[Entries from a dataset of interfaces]
- - - - -
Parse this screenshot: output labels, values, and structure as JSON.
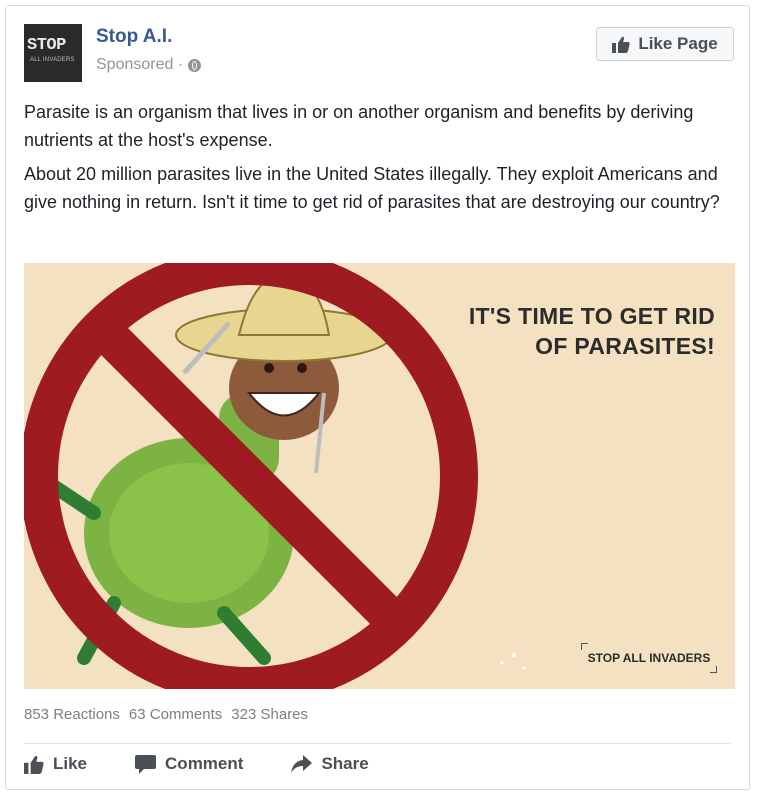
{
  "page": {
    "name": "Stop A.I.",
    "sponsored_label": "Sponsored ·",
    "logo_text": "STOP",
    "logo_subtext": "ALL INVADERS",
    "like_page_label": "Like Page"
  },
  "post": {
    "paragraphs": [
      "Parasite is an organism that lives in or on another organism and benefits by deriving nutrients at the host's expense.",
      "About 20 million parasites live in the United States illegally. They exploit Americans and give nothing in return. Isn't it time to get rid of parasites that are destroying our country?"
    ]
  },
  "image": {
    "headline_line1": "IT'S TIME TO GET RID",
    "headline_line2": "OF PARASITES!",
    "tag": "STOP ALL INVADERS",
    "colors": {
      "background": "#f3e1c2",
      "ban_red": "#9e1b22",
      "bug_green": "#6aa84f",
      "hat": "#e8d690"
    }
  },
  "stats": {
    "reactions": "853 Reactions",
    "comments": "63 Comments",
    "shares": "323 Shares"
  },
  "actions": {
    "like": "Like",
    "comment": "Comment",
    "share": "Share"
  },
  "icons": [
    "globe-icon",
    "thumbs-up-icon",
    "comment-icon",
    "share-icon"
  ]
}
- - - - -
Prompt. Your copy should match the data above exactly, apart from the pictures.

Problem solution.
Parse this screenshot: output labels, values, and structure as JSON.
{
  "page": {
    "name": "Stop A.I.",
    "sponsored_label": "Sponsored ·",
    "logo_text": "STOP",
    "logo_subtext": "ALL INVADERS",
    "like_page_label": "Like Page"
  },
  "post": {
    "paragraphs": [
      "Parasite is an organism that lives in or on another organism and benefits by deriving nutrients at the host's expense.",
      "About 20 million parasites live in the United States illegally. They exploit Americans and give nothing in return. Isn't it time to get rid of parasites that are destroying our country?"
    ]
  },
  "image": {
    "headline_line1": "IT'S TIME TO GET RID",
    "headline_line2": "OF PARASITES!",
    "tag": "STOP ALL INVADERS",
    "colors": {
      "background": "#f3e1c2",
      "ban_red": "#9e1b22",
      "bug_green": "#6aa84f",
      "hat": "#e8d690"
    }
  },
  "stats": {
    "reactions": "853 Reactions",
    "comments": "63 Comments",
    "shares": "323 Shares"
  },
  "actions": {
    "like": "Like",
    "comment": "Comment",
    "share": "Share"
  },
  "icons": [
    "globe-icon",
    "thumbs-up-icon",
    "comment-icon",
    "share-icon"
  ]
}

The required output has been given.